That should really be the thing to think about while so many of us celebrate renewal and rebirth of a regular cycle, but just to take it too blogsplainy far:
It’s only a trick of the calendar that allows us to think of an endpoint for a year. Sure, the Earth reaches the same point in its orbit around the Sun at this time, but it’s really a few days off the celestial extreme. What’s special about this one? We have three other possible extremes, two equinoxes and another solstice, as equal partners, if we’re being neutral. Historically, we’re matching the “rebirth” of the sun, nearly, but that’s from a prejudicial Northern Hemispherical perspective. In the Southern Hemisphere, it’s their summer, their solar maximum.
Like any object in orbit, any point along Earth’s path—i.e., any calendar day, any moment on the clock—can be arbitrarily chosen and claimed as a starting point.
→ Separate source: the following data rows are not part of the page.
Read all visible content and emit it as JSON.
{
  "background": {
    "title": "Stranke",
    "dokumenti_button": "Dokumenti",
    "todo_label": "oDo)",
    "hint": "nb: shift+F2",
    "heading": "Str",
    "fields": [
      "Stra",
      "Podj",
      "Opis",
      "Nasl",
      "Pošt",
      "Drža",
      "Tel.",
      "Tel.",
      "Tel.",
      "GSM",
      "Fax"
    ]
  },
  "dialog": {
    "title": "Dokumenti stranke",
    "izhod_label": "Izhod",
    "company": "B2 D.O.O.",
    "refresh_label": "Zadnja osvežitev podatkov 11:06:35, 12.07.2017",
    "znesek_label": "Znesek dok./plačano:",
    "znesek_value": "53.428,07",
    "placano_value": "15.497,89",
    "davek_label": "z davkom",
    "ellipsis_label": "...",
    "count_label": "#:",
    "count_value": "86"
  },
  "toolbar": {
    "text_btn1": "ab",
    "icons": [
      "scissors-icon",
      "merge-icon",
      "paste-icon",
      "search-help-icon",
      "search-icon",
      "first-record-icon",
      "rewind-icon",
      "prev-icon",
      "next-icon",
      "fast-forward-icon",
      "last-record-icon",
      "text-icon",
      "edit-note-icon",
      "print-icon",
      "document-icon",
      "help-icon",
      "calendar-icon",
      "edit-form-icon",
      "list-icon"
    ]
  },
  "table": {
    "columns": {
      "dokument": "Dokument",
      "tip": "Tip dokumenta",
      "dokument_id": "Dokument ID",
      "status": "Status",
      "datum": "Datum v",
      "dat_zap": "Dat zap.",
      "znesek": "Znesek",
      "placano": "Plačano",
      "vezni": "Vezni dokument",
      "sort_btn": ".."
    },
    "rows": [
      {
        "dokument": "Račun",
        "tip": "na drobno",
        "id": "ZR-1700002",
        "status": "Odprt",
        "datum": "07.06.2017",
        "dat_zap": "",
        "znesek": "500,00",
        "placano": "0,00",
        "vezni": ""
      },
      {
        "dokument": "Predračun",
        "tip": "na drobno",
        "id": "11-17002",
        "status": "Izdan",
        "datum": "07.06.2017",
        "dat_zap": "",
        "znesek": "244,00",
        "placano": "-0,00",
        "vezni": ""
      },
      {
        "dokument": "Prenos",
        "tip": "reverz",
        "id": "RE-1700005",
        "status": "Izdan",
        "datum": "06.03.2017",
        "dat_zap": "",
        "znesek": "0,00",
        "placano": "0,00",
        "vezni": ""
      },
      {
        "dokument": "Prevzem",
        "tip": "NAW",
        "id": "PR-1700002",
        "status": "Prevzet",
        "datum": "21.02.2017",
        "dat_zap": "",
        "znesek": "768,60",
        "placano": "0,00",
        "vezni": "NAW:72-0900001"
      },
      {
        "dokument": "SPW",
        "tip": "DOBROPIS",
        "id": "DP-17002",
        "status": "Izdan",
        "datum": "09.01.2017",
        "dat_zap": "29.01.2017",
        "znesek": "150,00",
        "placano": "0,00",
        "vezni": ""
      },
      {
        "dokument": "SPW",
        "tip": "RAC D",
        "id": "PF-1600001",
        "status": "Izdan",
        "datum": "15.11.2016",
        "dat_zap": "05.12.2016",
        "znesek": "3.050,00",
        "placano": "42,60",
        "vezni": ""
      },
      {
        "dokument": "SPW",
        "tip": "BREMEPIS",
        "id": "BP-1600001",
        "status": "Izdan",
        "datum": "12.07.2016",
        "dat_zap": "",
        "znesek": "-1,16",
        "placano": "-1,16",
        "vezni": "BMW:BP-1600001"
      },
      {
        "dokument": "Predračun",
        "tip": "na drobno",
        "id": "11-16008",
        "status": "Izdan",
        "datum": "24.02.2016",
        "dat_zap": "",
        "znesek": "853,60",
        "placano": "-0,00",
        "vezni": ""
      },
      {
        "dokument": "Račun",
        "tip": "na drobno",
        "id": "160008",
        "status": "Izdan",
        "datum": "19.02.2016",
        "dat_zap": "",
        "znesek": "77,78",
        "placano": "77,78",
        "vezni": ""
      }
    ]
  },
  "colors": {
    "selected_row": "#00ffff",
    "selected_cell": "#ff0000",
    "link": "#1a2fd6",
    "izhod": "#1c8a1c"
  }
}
If you’re alive, there’s always another chance to start again. We reach more or less the same point in orbit around the Sun, but we’re also traveling around the galactic core, at a new place in space than we were last year. And the Milky Way is itself moving, which makes every year a new point in space.
Make some New Year’s resolutions, get determined, become more disciplined, make more things. Our rituals are important and create meaning.
But remember that it’s always a brand new point along the curve, and you can always start again no matter the day.
About the Author
Marcus is a maker of things and thoughts. He currently resides in Portland, Oregon.